Millions of Americans are also taking probiotics for digestive health. There’s evidence that some probiotics may help prevent diarrhea caused by infections or antibiotics. Some may also ease the symptoms of irritable bowel syndrome or lactose intolerance. But the U.S. Food and Drug Administration hasn’t approved any health claims for probiotics.
“It’s always best to talk with your doctor before you start taking a supplement, especially if you already take medications, have health concerns or are pregnant,” advises Dr. Hollingsworth.
People who take more than one medication or supplement are at high risk for a potentially negative interaction, some of which can take weeks to develop.
When possible, foods, not supplements, are the best sources of nutrients. That’s because produce is packed with other naturally occurring substances that are good for you, too.

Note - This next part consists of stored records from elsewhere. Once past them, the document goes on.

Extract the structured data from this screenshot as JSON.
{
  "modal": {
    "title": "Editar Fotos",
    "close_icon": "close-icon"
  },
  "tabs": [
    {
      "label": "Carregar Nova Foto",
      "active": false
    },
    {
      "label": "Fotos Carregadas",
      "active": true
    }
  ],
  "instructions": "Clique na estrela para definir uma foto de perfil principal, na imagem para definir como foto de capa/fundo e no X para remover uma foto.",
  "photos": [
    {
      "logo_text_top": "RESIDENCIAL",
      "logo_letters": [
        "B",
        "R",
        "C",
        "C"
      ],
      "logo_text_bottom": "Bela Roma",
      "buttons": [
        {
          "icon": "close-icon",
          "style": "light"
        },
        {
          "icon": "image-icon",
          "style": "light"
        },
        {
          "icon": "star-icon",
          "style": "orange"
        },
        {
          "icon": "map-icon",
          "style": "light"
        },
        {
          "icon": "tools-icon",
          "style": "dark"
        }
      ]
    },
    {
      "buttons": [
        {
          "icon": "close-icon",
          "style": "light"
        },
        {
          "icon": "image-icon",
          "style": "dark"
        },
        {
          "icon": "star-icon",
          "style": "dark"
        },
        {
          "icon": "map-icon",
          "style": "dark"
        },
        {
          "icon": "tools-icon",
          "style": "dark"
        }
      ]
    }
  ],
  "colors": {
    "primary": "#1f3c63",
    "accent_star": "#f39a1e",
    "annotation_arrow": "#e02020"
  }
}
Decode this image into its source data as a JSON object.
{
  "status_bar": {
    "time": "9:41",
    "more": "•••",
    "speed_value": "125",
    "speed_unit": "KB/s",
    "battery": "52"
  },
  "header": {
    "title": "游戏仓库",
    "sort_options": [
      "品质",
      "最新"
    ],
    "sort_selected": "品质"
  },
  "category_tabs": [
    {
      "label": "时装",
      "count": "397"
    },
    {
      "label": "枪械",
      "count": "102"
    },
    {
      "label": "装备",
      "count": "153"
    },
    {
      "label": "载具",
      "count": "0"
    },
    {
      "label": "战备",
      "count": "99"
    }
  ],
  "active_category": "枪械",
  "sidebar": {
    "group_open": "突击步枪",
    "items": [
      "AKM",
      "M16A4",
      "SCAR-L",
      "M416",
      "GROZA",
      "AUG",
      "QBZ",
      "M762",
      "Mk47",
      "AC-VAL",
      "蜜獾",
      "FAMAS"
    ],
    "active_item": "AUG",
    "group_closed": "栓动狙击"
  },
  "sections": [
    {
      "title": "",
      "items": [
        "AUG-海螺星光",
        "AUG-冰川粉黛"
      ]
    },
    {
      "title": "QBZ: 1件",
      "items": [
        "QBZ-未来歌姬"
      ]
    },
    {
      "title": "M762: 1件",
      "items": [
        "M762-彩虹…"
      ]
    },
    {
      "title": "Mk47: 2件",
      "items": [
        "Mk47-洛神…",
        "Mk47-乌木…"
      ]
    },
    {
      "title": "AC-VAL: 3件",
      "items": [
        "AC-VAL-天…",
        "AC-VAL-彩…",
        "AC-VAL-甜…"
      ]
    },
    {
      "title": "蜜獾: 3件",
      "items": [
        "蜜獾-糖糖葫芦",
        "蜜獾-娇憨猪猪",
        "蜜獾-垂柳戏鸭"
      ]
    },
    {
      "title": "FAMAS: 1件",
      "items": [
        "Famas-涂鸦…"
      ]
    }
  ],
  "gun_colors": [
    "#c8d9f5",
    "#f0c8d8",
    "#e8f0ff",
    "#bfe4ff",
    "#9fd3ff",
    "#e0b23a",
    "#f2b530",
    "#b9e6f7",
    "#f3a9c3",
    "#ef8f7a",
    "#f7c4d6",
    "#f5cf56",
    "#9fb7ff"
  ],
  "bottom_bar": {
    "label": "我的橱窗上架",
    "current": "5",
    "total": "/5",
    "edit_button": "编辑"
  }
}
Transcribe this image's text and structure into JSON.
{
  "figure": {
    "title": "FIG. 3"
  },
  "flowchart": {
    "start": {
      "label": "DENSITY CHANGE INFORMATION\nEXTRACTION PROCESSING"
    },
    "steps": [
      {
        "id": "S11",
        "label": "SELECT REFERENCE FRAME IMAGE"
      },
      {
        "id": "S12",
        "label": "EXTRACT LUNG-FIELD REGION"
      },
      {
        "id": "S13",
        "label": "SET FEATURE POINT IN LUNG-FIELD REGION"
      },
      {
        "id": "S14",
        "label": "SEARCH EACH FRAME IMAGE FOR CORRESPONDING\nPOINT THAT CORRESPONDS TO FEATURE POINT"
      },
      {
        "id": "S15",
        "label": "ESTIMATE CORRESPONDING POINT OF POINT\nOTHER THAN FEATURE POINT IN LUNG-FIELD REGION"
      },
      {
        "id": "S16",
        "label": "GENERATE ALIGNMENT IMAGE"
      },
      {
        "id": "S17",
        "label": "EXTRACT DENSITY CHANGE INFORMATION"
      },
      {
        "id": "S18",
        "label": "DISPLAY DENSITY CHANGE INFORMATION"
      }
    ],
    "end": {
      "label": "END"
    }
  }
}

If you’re a caregiver who manages medications for a family member or loved one, be sure to keep a list of every medication your loved one takes. This includes prescription and nonprescription drugs, as well as nutritional supplements and vitamins. Give a copy to each health care provider that your family member or loved one sees.
Be sure to have a doctor or pharmacist review that list at least once a year and look for possible drug interactions.
Kettering Health Network is a faith-based, not-for-profit healthcare system. The network has eight hospitals: Grandview, Kettering, Sycamore, Southview, Greene Memorial, Fort Hamilton, Kettering Behavioral Health and Soin.